Data items
☆ ☆ ☆ ☆ ☆ ☆ ☆

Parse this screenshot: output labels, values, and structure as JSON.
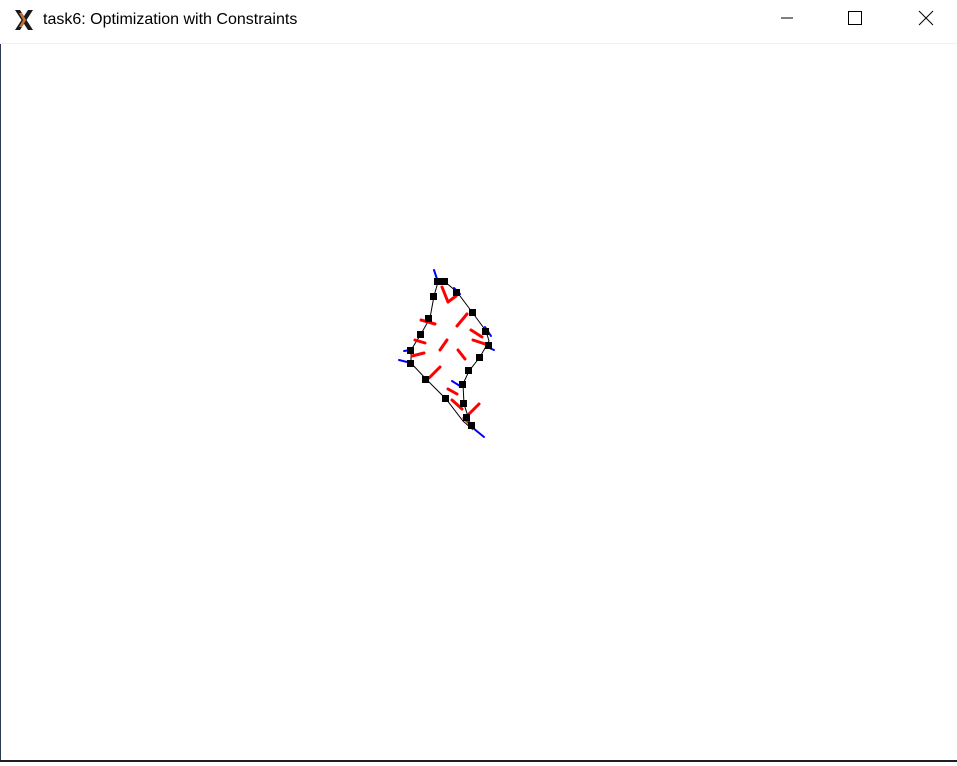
{
  "window": {
    "title": "task6: Optimization with Constraints",
    "app_icon": "x-window-icon",
    "controls": [
      "minimize-icon",
      "maximize-icon",
      "close-icon"
    ]
  },
  "colors": {
    "polygon_edge": "#000000",
    "vertex": "#000000",
    "force_red": "#ff0000",
    "force_blue": "#0000ff",
    "background": "#ffffff"
  }
}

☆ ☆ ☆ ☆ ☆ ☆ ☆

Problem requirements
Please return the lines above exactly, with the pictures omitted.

Solution below
Parse this screenshot: output labels, values, and structure as JSON.
{
  "window": {
    "title": "task6: Optimization with Constraints",
    "app_icon": "x-window-icon",
    "controls": [
      "minimize-icon",
      "maximize-icon",
      "close-icon"
    ]
  },
  "colors": {
    "polygon_edge": "#000000",
    "vertex": "#000000",
    "force_red": "#ff0000",
    "force_blue": "#0000ff",
    "background": "#ffffff"
  }
}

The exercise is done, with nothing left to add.